They're Giving Jackie Chan An Honorary Oscar And All Is Right With The World

Although they stopped televising them in 2009, the Academy of Motion Picture Arts and Sciences' Governor Awards remain one of the most gratifying portions of the awards season. Free from the politics that constantly swirl around the main race and the various vicious campaigns within it, the honorary Oscars are just about honoring people who deserve a salute for their contributions to the film industry. And in many cases, it means actors, writers, directors, and producers who normally wouldn't have a shot in a traditional ceremony getting their chance to claim a little golden man of their own.

This year's four winners are about as eclectic as you can get: film editor Anne Coates, casting director Lynn Stalmaster, documentary filmmaker Frederick Wiseman, and martial artist and actor Jackie Chan. Yes, the Jackie Chan. They're giving Jackie Chan an Academy Award.

While Jackie Chan being given an honorary Oscar feels genuinely surprising, no one can say it's unearned. With 131 credits to his name, Chan is one of the most recognizable and beloved actors in the world and he's had few imitators. After all, few other actors, martial artists and stunt people can do exactly what he does. His brand of action, which involves blending genuinely dangerous, death-defying stunts with cheeky comedy, is one of a kind. Chan has more in common with silent comedians like Buster Keaton than he does with most modern action heroes. To see the Academy give an honor to a performer like this, a man who has built his entire career on breaking every bone in his body in the name of fun, is genuinely thrilling.

Of course, other honorees are also hugely impressive. Anne Coates is one of the film industry's leading editors and continues to work at the age of 90 (she edited 50 Shades of Grey last year!). She is best known for her Oscar-winning work on Lawrence of Arabia, but she also cut The Elephant Man, Murder on the Orient Express, Out of Sight, and Erin Brockovich. She also edited Masters of the Universe, which is kind of an astounding piece of trivia. In addition to her single win, she was nominated for four other Academy Awards.

Lynn Stalmaster is the least famous of the bunch, but his contributions behind the scenes have been enormous. As a casting director, he worked on movies like Deliverance, Being There, Coming Home, Superman, Being There, Fiddler on the Roof, In the Heat of the Night, The Thomas Crown Affair, The Right Stuff, and The Untouchables. That is an astounding run of solid-to-great movies.

The award for Frederick Wiseman is particularly wonderful because he has never even been nominated for an Oscar before despite being known as one of America's great documentarians. After arriving on the scene with 1967's Titicut Follies, which explored day-to-day life in a correctional facility for the criminally insane, Wiseman built his career on making movies that explore the daily routines of various institutions. Films like Hospital, High School, Missile, and Ballet followed. He's still working today at the age of 86, with National Gallery and In Jackson Heights garnering acclaim in 2014 and 2015.

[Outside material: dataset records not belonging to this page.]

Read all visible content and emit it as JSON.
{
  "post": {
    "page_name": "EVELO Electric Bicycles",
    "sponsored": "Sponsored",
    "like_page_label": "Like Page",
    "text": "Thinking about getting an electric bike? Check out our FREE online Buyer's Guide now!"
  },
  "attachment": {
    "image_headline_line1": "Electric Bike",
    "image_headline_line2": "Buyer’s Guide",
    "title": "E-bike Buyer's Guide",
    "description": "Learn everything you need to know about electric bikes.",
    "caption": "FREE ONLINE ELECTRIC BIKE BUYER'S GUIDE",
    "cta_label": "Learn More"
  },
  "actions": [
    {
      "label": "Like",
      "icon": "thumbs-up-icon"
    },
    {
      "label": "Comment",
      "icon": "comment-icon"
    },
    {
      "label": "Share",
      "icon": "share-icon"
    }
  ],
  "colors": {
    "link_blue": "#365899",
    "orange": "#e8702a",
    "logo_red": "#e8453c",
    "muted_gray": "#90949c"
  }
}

The Academy's 8th Annual Governors Awards will be held on Saturday, November 12. As is tradition, brief snippets from the winners' speeches will be shown at the full Oscar ceremony a few months later.